» **Dataset content**
►

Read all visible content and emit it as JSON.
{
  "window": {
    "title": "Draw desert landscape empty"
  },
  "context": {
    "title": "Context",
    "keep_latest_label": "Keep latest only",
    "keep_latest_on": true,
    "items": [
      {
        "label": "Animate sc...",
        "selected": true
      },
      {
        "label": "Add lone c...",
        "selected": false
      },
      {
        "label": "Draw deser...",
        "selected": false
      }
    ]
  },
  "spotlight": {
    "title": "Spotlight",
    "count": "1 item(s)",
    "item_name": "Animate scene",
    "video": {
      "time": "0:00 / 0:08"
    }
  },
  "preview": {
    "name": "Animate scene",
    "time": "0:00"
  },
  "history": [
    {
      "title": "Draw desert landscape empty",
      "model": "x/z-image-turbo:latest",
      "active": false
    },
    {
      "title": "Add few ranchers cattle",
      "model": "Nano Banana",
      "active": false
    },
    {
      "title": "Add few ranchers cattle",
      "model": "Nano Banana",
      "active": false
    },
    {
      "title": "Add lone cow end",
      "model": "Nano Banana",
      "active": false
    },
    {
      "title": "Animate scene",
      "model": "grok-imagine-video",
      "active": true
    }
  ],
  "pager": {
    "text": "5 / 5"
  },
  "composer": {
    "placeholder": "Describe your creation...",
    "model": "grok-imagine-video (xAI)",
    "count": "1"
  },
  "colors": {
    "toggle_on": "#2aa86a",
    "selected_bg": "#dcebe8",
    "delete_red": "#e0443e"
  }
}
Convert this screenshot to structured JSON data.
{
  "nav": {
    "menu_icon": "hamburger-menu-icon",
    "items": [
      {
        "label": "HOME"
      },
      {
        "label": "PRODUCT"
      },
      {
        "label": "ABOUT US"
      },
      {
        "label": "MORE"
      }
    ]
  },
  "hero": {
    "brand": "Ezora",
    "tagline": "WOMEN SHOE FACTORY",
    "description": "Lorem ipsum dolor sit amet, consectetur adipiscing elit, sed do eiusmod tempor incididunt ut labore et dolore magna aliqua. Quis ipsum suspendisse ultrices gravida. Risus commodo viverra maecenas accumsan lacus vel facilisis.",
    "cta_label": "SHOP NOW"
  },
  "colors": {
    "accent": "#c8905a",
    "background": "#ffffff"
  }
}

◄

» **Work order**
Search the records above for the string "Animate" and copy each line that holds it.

» **Task solution**
        "label": "Animate sc...",
    "item_name": "Animate scene",
    "name": "Animate scene",
      "title": "Animate scene",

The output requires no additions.